> [Directions]:
A verbatim repeat of the lines below is required, with the pictures removed.

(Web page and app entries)

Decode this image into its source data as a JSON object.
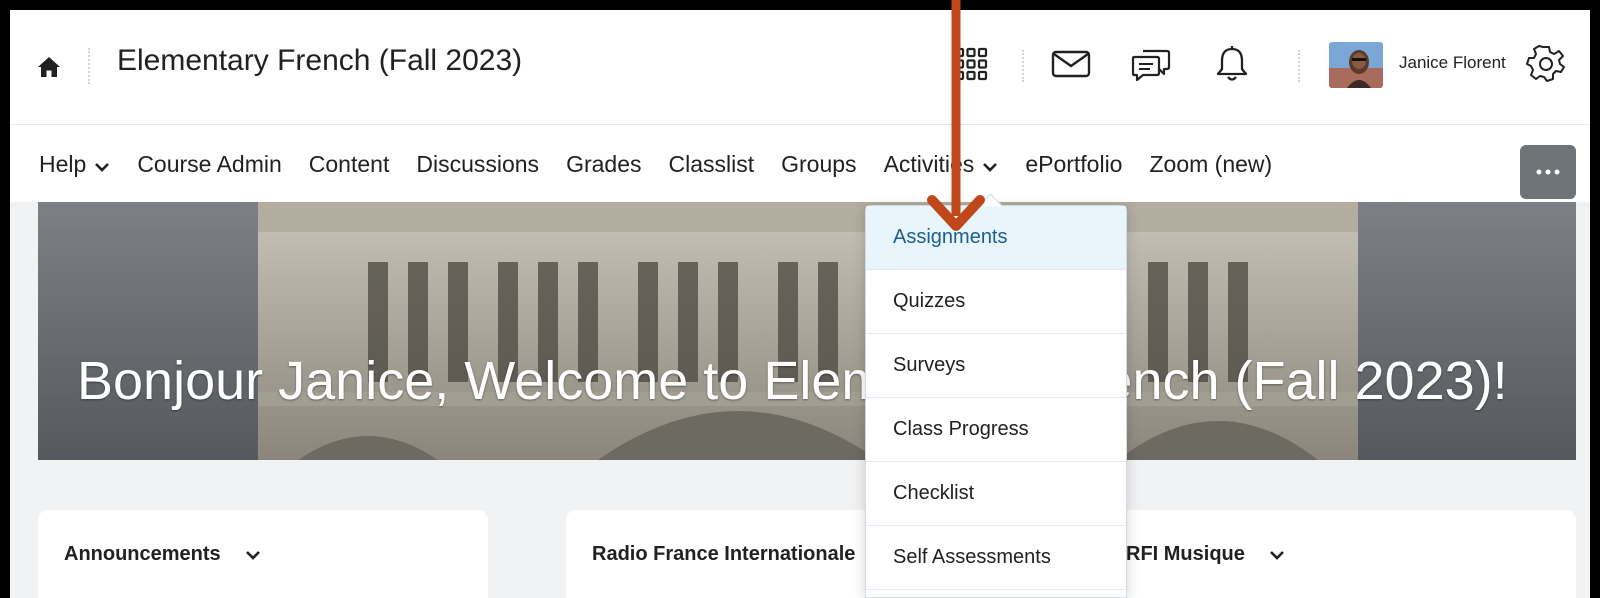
{
  "header": {
    "course_title": "Elementary French (Fall 2023)",
    "user_name": "Janice Florent"
  },
  "nav": {
    "items": [
      {
        "label": "Help",
        "has_dropdown": true
      },
      {
        "label": "Course Admin",
        "has_dropdown": false
      },
      {
        "label": "Content",
        "has_dropdown": false
      },
      {
        "label": "Discussions",
        "has_dropdown": false
      },
      {
        "label": "Grades",
        "has_dropdown": false
      },
      {
        "label": "Classlist",
        "has_dropdown": false
      },
      {
        "label": "Groups",
        "has_dropdown": false
      },
      {
        "label": "Activities",
        "has_dropdown": true
      },
      {
        "label": "ePortfolio",
        "has_dropdown": false
      },
      {
        "label": "Zoom (new)",
        "has_dropdown": false
      }
    ],
    "more_label": "…"
  },
  "banner": {
    "text": "Bonjour Janice, Welcome to Elementary French (Fall 2023)!"
  },
  "dropdown": {
    "items": [
      "Assignments",
      "Quizzes",
      "Surveys",
      "Class Progress",
      "Checklist",
      "Self Assessments"
    ],
    "active_index": 0
  },
  "widgets": [
    {
      "title": "Announcements"
    },
    {
      "title": "Radio France Internationale"
    },
    {
      "title": "RFI Musique"
    }
  ],
  "colors": {
    "annotation_arrow": "#c0471a",
    "active_item_bg": "#e8f6fc",
    "active_item_text": "#1c5e8c",
    "more_button_bg": "#6e7477"
  }
}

> [Response for this exercise]:
Decode this image into its source data as a JSON object.
{
  "header": {
    "course_title": "Elementary French (Fall 2023)",
    "user_name": "Janice Florent"
  },
  "nav": {
    "items": [
      {
        "label": "Help",
        "has_dropdown": true
      },
      {
        "label": "Course Admin",
        "has_dropdown": false
      },
      {
        "label": "Content",
        "has_dropdown": false
      },
      {
        "label": "Discussions",
        "has_dropdown": false
      },
      {
        "label": "Grades",
        "has_dropdown": false
      },
      {
        "label": "Classlist",
        "has_dropdown": false
      },
      {
        "label": "Groups",
        "has_dropdown": false
      },
      {
        "label": "Activities",
        "has_dropdown": true
      },
      {
        "label": "ePortfolio",
        "has_dropdown": false
      },
      {
        "label": "Zoom (new)",
        "has_dropdown": false
      }
    ],
    "more_label": "…"
  },
  "banner": {
    "text": "Bonjour Janice, Welcome to Elementary French (Fall 2023)!"
  },
  "dropdown": {
    "items": [
      "Assignments",
      "Quizzes",
      "Surveys",
      "Class Progress",
      "Checklist",
      "Self Assessments"
    ],
    "active_index": 0
  },
  "widgets": [
    {
      "title": "Announcements"
    },
    {
      "title": "Radio France Internationale"
    },
    {
      "title": "RFI Musique"
    }
  ],
  "colors": {
    "annotation_arrow": "#c0471a",
    "active_item_bg": "#e8f6fc",
    "active_item_text": "#1c5e8c",
    "more_button_bg": "#6e7477"
  }
}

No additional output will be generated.